[Saved data entries]
· · · · · · ·
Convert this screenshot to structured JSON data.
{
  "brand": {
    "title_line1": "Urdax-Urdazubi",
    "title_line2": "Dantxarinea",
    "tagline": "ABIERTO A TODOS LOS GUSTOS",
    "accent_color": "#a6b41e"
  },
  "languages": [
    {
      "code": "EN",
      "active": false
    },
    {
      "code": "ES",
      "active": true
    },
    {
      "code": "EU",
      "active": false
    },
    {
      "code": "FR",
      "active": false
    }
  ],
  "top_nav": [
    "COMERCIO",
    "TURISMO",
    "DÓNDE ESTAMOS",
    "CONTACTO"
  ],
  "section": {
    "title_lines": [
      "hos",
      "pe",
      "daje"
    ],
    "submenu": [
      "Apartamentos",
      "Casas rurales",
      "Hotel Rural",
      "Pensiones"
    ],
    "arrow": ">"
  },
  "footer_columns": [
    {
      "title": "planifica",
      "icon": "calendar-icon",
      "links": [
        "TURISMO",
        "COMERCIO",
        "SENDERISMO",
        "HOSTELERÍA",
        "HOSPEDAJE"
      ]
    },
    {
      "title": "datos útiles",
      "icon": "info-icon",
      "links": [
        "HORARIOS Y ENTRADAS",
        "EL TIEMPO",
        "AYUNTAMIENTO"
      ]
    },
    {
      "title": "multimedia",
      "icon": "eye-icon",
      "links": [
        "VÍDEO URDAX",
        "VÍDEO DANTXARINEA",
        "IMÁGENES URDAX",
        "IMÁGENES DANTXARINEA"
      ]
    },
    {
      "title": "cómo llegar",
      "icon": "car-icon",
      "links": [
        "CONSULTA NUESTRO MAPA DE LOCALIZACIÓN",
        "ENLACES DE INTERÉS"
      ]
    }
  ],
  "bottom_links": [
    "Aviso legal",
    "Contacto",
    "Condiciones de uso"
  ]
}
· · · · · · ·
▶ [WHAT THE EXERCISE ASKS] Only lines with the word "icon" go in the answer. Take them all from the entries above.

▶ [SOLUTION]
      "icon": "calendar-icon",
      "icon": "info-icon",
      "icon": "eye-icon",
      "icon": "car-icon",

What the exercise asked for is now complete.